Tony Maxwell, who is originally from Birmingham, gained his first degree (B.Sc., 1st Class) in Biochemistry from University College London before going on to do a Ph.D. on restriction enzyme enzymology at the University of Bristol with Steve Halford. This was followed by a 4-year postdoc with Marty Gellert (NIH, Bethesda, USA) on DNA gyrase, where he worked on structural and mechanistic aspects of the enzyme. In 1982 he moved back to the UK where he was awarded a ‘New Blood’ Lectureship at the University of Leicester, and stayed until 2000, becoming a Professor in 1997. During the period 1991-1997 he held a Lister-Jenner Research Fellowship.
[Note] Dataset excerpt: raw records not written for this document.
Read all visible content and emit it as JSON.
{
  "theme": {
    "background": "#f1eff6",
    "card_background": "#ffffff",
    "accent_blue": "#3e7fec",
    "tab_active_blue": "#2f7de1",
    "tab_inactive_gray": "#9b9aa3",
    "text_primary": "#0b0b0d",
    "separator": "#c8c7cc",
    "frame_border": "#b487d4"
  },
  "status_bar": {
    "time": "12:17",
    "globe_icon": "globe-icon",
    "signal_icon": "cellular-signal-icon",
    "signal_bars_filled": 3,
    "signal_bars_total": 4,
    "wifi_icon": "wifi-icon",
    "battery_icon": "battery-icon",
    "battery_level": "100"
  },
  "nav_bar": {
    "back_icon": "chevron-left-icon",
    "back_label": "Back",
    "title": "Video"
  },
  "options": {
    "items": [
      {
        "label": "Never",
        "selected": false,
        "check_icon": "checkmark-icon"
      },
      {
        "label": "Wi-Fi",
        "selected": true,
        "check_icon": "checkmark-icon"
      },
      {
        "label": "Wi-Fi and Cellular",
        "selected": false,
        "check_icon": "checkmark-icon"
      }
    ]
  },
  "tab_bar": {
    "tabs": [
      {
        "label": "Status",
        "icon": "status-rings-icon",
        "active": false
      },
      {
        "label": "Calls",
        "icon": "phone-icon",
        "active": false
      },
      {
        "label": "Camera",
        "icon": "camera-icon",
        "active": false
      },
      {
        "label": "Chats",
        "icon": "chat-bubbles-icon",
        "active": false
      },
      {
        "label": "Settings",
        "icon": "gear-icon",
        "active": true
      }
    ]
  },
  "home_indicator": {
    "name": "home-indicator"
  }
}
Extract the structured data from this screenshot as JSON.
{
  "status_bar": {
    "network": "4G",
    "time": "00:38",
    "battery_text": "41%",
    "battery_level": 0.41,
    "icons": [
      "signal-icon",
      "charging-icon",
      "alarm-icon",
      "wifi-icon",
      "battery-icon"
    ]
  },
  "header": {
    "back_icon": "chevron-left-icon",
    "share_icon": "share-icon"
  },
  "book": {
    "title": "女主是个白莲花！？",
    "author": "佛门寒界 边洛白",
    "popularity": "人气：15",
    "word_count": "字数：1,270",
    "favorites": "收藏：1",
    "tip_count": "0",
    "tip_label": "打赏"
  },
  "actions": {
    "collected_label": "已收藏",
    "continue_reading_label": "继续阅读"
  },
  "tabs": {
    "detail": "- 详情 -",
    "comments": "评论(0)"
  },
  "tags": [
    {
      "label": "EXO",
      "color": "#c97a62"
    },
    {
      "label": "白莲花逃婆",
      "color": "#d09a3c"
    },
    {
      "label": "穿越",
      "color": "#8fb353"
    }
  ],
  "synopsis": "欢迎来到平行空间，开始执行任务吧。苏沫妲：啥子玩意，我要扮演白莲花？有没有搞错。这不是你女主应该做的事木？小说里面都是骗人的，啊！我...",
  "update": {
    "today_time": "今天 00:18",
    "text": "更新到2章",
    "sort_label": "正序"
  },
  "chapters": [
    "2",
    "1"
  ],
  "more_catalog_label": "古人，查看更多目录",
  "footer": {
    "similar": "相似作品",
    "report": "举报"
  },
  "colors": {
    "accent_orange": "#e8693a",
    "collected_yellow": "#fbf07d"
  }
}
Work at Leicester involved continued mechanistic and structural studies on gyrase and other DNA topoisomerases, and investigations into drug-targeting aspects of these enzymes.
In 2000 he moved to the John Innes Centre, which is the largest research institute for plant and microbial sciences in Europe, to be Head of the Biological Chemistry Department. His research interests centre around DNA topoisomerases, focussing on their structure, mechanism and interaction, with a particular emphasis on antimicrobial agents; current work also includes analysis of insect microbiomes in relation to antimicrobial resistance.
Notable recent work includes: the discovery of DNA gyrase in Arabidopsis (PNAS 2004, & JBC, 2016), structure of a fluoroquinolone resistance protein from Mycobacterium tuberculosis (Science, 2005), structures of the GyrA and GyrB proteins by small angle X-ray scattering (Structure, 2005 & 2007), development of a high-throughput assay for topoisomerases (NAR, 2006), and the crystal structure of simocyclinone bound to gyrase (Science, 2009 & JMB, 2014). He is co-author (with Andy Bates) of the book ‘DNA topology’ (OUP, 2005).
ContactTel: 01603 450771
Scientists discover a new way to target drug-resistant bacteriaread more
New target found in search for new, more effective herbicideread more
FEMS Microbiology Reviews 42 p100112
Publisher’s version: 10.1093/femsre/fux055
Antibiotic-resistant bacteria in the guts of insects feeding on plants: prospects for discovering plant-derived antibiotics.
BMC Microbiology 17 p223
Publisher’s version: 10.1186/s12866-017-1133-0
Structure 25 p1549-1561.e5
Publisher’s version: 10.1016/j.str.2017.08.006
The Journal of antimicrobial chemotherapy 72 p2755-2763
Publisher’s version: 10.1093/jac/dkx201
Galleria mellonella (greater wax moth) larvae as a model for antibiotic susceptibility testing and acute toxicity trials.
BMC Research Notes 10 p428
Publisher’s version: 10.1186/s13104-017-2757-8
- Lesley Mitchenall Research Assistant
- Dr Thomas Germe Postdoctoral Scientist
- Dr Monica Agarwal Postdoctoral Scientist
- Dr Judit Voros Postdoctoral Scientist
- Dr Ben Bax Postdoctoral Scientist
- Natassja Bush Postgraduate Student
- Sara Henderson Postgraduate Student
- Shannon McKie Postgraduate Student
- Nidda Waraich Postgraduate Student
For media enquiries, contact the John Innes Centre communications team 01603 450962, firstname.lastname@example.org